Wallonia has a rather socialist working class history. The history of Flanders is primarily agricultural. I say first because today most of the working class is in Flanders. But we are not mechanical Marxists, and we know that consciousness does not always spring up automatically from the economic base; sometimes you need a little political work first.
In terms of allies for maintaining the unity of the country, there is the trade union movement, and then also other parties such as the Greens which are also sensitive to this problem and with which we can find points of convergence for try to avoid the division of the country.
The second question – perhaps related, but not exactly the same – is the strategic question of the radical left’s participation in national government. We have two experiences of the participation of local authorities in the municipality of Zelzate (with the Social Democrats) and in the Antwerp district of Borgerhout (with the Greens and the Social Democrats), from which we draw a positive assessment of our ability to win town halls and to implement the left wing policies at this level. And we are learning a lot from the Marxist left in Europe both historically and today about it. The problem is that in Belgium you have to form coalitions, and this often means that the traditional parties thwart the policy you would like to implement.
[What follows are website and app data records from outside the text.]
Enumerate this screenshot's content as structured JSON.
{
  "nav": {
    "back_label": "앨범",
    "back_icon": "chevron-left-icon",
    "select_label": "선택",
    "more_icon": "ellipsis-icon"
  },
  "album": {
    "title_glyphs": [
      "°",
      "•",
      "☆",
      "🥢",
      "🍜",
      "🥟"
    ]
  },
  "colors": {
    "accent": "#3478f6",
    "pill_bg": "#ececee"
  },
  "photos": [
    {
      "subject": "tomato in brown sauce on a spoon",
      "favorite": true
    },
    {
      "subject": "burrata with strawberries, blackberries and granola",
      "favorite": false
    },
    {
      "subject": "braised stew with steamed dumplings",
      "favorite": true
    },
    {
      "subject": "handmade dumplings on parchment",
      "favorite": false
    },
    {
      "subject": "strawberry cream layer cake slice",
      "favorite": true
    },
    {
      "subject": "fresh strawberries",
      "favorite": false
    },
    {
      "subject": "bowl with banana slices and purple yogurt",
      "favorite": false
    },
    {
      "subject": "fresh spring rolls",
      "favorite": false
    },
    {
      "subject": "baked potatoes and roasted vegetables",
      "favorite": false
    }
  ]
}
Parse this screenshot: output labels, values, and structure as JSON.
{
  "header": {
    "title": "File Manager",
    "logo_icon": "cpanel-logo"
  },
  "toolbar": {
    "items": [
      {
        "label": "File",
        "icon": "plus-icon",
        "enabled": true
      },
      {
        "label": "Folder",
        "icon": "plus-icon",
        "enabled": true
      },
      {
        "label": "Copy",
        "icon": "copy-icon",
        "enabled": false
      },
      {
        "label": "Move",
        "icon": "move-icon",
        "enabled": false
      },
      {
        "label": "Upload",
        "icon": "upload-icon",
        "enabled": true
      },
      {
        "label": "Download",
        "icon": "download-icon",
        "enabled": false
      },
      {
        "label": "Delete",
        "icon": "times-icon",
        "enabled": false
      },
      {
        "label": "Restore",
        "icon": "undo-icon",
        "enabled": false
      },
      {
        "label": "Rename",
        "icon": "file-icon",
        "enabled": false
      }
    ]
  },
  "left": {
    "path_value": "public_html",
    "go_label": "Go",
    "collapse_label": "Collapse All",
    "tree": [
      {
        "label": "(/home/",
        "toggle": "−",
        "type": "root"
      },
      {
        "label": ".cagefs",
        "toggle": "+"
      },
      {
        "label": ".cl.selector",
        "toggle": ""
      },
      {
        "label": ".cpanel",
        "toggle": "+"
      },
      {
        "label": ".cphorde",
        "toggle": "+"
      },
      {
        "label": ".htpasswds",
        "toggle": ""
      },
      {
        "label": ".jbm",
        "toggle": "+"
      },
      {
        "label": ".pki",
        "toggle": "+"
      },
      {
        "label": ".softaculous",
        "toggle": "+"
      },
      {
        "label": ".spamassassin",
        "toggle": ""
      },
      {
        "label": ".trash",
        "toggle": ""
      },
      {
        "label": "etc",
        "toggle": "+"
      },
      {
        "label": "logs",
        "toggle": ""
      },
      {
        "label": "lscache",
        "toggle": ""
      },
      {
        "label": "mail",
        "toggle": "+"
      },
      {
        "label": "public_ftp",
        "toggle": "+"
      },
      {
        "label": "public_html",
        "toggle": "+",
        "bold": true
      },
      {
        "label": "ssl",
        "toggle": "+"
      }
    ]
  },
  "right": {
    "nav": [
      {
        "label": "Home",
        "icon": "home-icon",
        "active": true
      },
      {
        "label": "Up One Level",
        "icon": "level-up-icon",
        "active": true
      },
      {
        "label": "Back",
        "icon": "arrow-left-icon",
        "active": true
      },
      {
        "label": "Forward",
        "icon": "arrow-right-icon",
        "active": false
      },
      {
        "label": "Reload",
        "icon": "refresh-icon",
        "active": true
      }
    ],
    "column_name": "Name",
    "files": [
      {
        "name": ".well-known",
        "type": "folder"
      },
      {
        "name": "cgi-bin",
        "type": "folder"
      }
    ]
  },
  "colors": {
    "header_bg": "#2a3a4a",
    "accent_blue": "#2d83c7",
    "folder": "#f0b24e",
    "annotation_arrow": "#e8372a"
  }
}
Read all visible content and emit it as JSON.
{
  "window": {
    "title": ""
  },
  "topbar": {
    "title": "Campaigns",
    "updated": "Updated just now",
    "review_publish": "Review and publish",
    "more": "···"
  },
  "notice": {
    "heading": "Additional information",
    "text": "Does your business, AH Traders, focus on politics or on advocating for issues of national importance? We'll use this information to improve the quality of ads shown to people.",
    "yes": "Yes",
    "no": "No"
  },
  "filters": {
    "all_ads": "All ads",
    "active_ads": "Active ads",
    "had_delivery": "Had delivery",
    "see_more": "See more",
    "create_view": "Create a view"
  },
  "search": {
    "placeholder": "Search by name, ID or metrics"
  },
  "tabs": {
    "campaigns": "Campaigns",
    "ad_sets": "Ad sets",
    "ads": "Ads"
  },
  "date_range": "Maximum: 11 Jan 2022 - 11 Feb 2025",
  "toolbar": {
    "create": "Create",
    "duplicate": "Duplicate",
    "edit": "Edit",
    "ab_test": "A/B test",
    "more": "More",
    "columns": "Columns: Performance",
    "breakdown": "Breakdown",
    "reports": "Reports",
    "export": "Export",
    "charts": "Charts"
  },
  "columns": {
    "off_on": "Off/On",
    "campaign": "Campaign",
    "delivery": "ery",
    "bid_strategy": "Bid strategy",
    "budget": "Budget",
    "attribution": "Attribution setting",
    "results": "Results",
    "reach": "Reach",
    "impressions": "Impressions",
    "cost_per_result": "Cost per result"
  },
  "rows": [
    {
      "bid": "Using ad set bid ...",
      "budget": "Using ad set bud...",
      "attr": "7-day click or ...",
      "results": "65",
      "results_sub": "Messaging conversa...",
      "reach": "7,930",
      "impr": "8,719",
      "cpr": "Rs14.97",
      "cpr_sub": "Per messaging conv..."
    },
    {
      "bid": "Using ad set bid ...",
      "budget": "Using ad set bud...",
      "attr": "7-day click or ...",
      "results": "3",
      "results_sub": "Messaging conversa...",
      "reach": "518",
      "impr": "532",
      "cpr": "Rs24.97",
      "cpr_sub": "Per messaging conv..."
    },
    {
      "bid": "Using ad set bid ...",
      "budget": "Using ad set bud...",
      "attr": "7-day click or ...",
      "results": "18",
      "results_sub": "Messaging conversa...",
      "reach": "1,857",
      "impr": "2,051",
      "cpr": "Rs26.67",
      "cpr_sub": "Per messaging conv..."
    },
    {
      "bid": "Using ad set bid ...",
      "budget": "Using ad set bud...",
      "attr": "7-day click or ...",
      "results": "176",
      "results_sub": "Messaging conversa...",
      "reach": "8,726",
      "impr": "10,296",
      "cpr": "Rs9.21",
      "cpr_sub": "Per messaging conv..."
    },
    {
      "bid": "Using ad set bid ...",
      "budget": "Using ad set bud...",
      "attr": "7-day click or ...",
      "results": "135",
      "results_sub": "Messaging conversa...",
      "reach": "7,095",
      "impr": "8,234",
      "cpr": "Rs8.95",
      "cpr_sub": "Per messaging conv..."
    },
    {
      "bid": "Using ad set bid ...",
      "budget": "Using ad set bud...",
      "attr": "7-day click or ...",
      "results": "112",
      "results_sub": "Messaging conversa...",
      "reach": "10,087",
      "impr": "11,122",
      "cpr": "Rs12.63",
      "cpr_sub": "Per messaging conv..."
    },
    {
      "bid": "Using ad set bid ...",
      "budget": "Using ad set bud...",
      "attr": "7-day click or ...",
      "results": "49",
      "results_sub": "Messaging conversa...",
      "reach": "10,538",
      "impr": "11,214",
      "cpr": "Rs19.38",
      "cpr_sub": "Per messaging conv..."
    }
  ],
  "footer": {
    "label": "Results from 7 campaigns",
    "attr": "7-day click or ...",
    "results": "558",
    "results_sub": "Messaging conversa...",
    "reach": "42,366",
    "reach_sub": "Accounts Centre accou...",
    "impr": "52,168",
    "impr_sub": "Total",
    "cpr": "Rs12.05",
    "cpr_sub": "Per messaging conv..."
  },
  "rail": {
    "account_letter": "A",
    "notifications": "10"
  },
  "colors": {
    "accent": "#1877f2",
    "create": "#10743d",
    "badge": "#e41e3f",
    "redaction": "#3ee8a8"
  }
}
As for the national level, I think that this poses a real strategic question: where is the macroeconomic power located in the European capitalist nation-states? I have been in Parliament for eight years now and have seen a lot there. But one thing I haven’t found in parliament is power. I looked under the tables, behind the statues, but I still haven’t found it! It is not even within the government or the cabinet, which are subject to powerful lobbies and multinationals.
The question then is how to gain power when it is not in the so-called democratic institutions. Syriza had living practical experience of this: she was in government but did not necessarily have the power. The European Commission shut down the Greek banking system and they had to accept austerity, like it or not.